Tufts University’s Tisch Civil Engagement Program is likely to change the approach to higher education system at U.S Colleges and Universities in the near future.
Speaking at a Center for American Progress (CAP) seminar, Rob Hollister, Dean of Jonathan M. Tisch College of Citizenship and Public Service said “we are graduating students that are both accomplished and effective agents of social change.”
“Faculty in all disciplines are integrating values of active citizenship and volunteering in their programs,” noted Mr. Hollister in the event sponsored by CAP, which describes itself as progressive. The program which is administered by Jonathan M. Tisch College of Citizenship and Public Service aims to support students that are both accomplished in their fields of study and also agents of change.
“We want to graduate students that are good pediatricians but also care about child health insurance, students that are good engineers but also care about the environment,” Hollister expained. In the last six years, the program has raised 65 million dollars to support program activities, an indication of public support for this system of education.
Hollister also noted that this is a new model of higher education in United States and will be adopted across the country in the next decade. Speaking at the same forum, Deputy Chancellor District of Columbia Schools Kaya Henderson said participating in the National Service Program (Teach for America) gave her leadership opportunities that she has continued to use even in her new position as deputy boss of D. C. schools.

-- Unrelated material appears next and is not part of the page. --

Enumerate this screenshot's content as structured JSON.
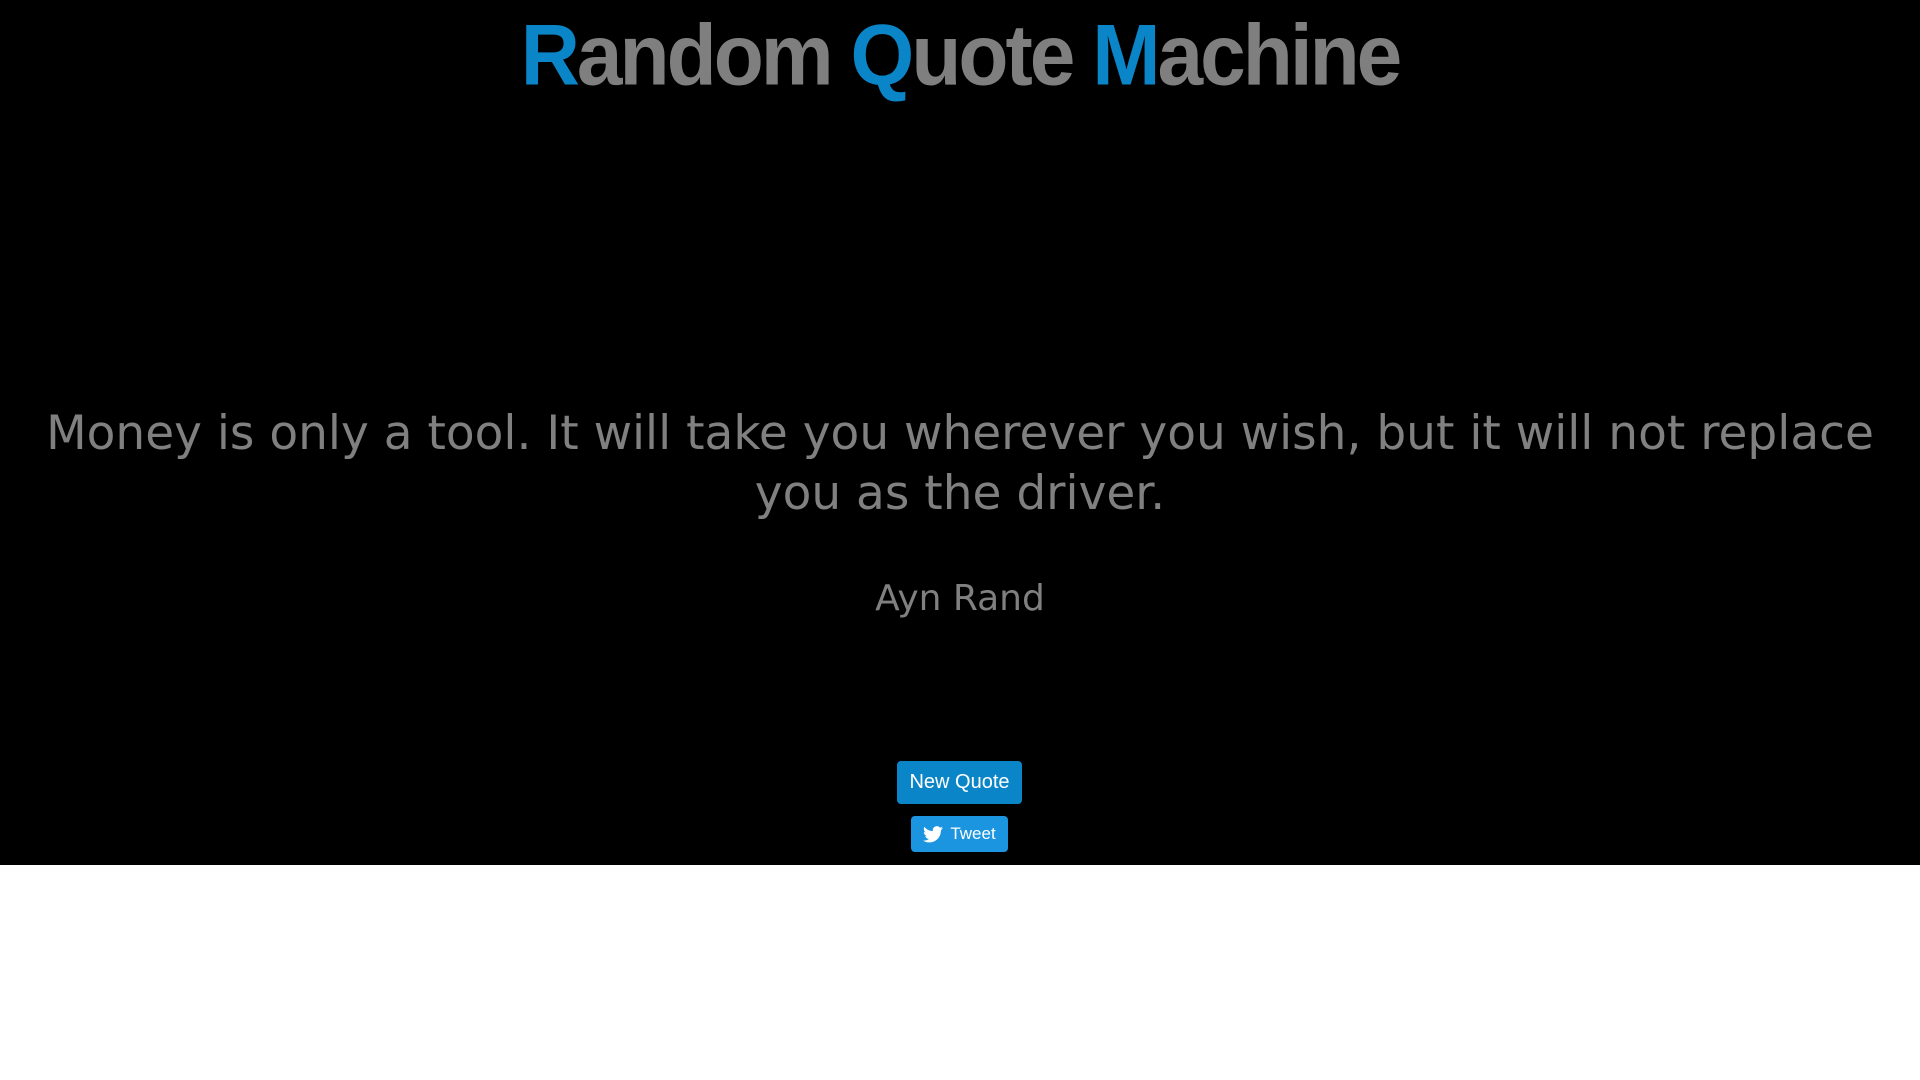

The forum was organized by Center for American Progress to discuss how National Service programs can be used as a strategy for career path and leadership development.

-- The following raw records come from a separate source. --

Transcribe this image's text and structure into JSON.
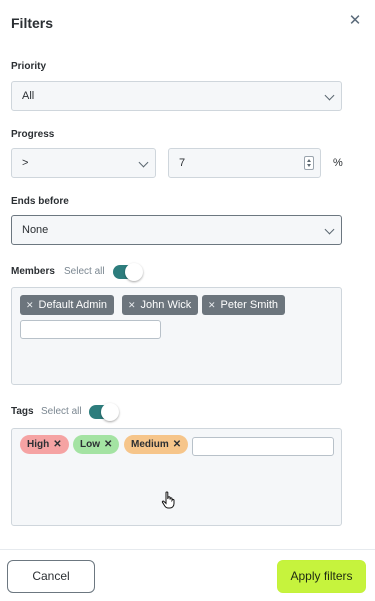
{
  "header": {
    "title": "Filters",
    "close_icon": "close-icon"
  },
  "priority": {
    "label": "Priority",
    "value": "All"
  },
  "progress": {
    "label": "Progress",
    "operator": ">",
    "value": "7",
    "unit": "%"
  },
  "ends_before": {
    "label": "Ends before",
    "value": "None"
  },
  "members": {
    "label": "Members",
    "select_all_label": "Select all",
    "select_all_on": true,
    "chips": [
      "Default Admin",
      "John Wick",
      "Peter Smith"
    ],
    "input_value": ""
  },
  "tags": {
    "label": "Tags",
    "select_all_label": "Select all",
    "select_all_on": true,
    "items": [
      {
        "label": "High",
        "color": "#f5a3a3"
      },
      {
        "label": "Low",
        "color": "#a4e3a3"
      },
      {
        "label": "Medium",
        "color": "#f6c58a"
      }
    ],
    "input_value": ""
  },
  "footer": {
    "cancel_label": "Cancel",
    "apply_label": "Apply filters"
  },
  "colors": {
    "accent": "#2d7d7d",
    "apply_button": "#c6f33d",
    "chip_bg": "#6c757d"
  }
}
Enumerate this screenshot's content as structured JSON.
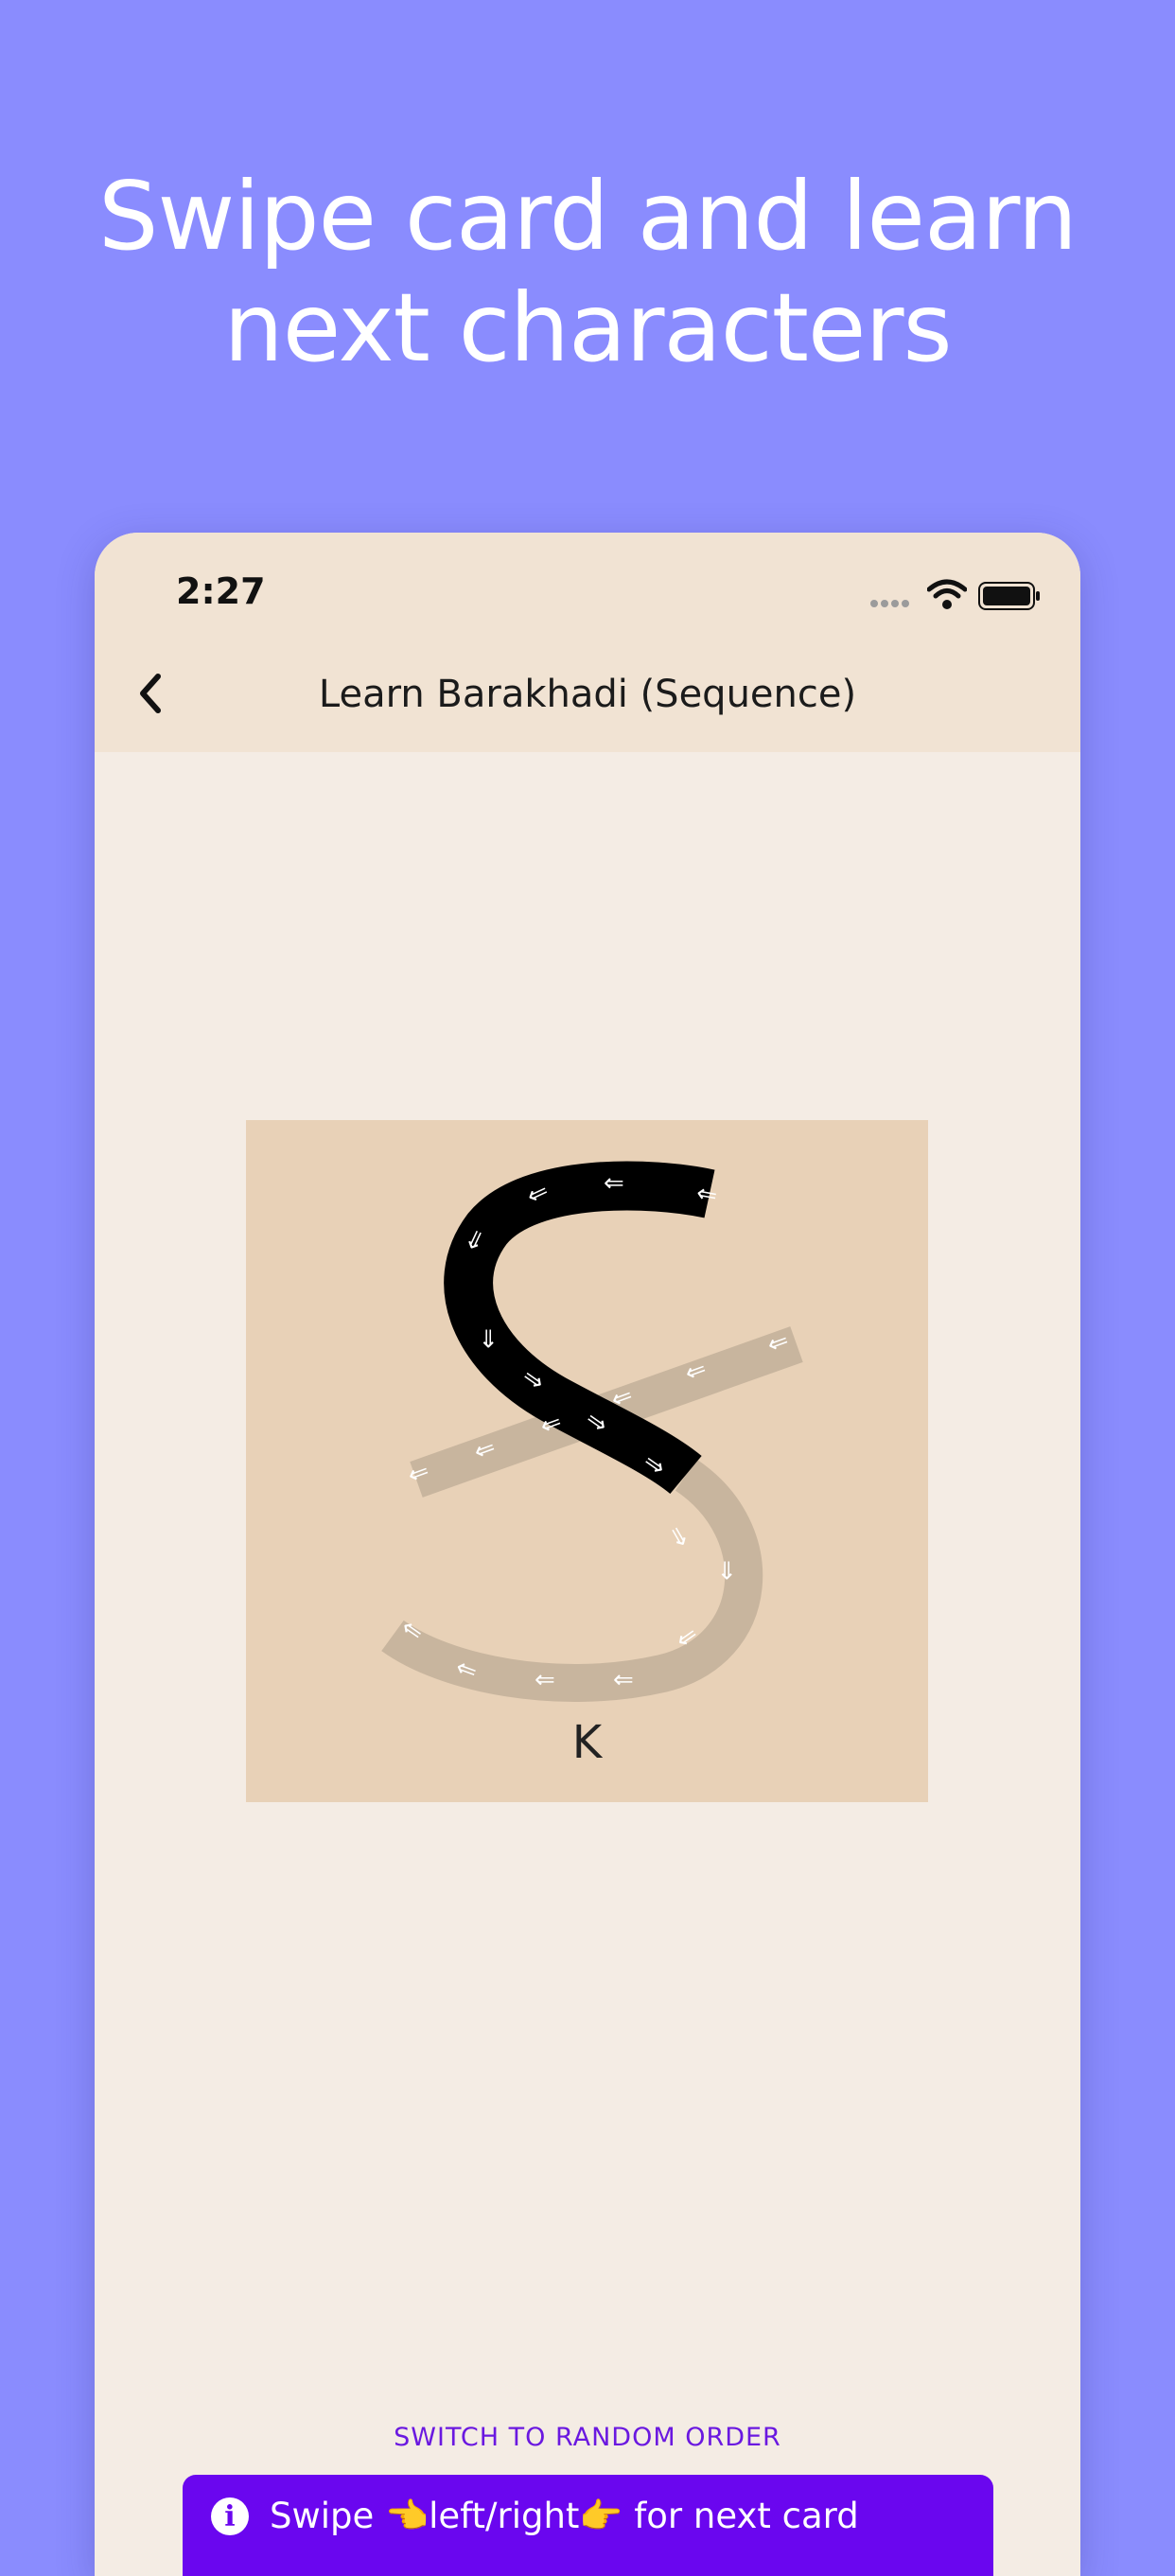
{
  "headline": {
    "line1": "Swipe card and learn",
    "line2": "next characters"
  },
  "status_bar": {
    "time": "2:27"
  },
  "nav": {
    "back_icon": "chevron-left-icon",
    "title": "Learn Barakhadi (Sequence)"
  },
  "card": {
    "label": "K",
    "arrow_glyph": "⇐"
  },
  "switch_order": {
    "label": "SWITCH TO RANDOM ORDER"
  },
  "toast": {
    "icon": "info-icon",
    "message": "Swipe 👈left/right👉 for next card"
  },
  "colors": {
    "background": "#8a8cfe",
    "topbar": "#f1e3d3",
    "screen": "#f4ece4",
    "card": "#e8d1b7",
    "stroke_done": "#000000",
    "stroke_pending": "#c8b59e",
    "accent": "#6a06ef"
  }
}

Emmanuel Opati is an intern at the American Journalism Center a training program run by Accuracy in Media and Accuracy in Academia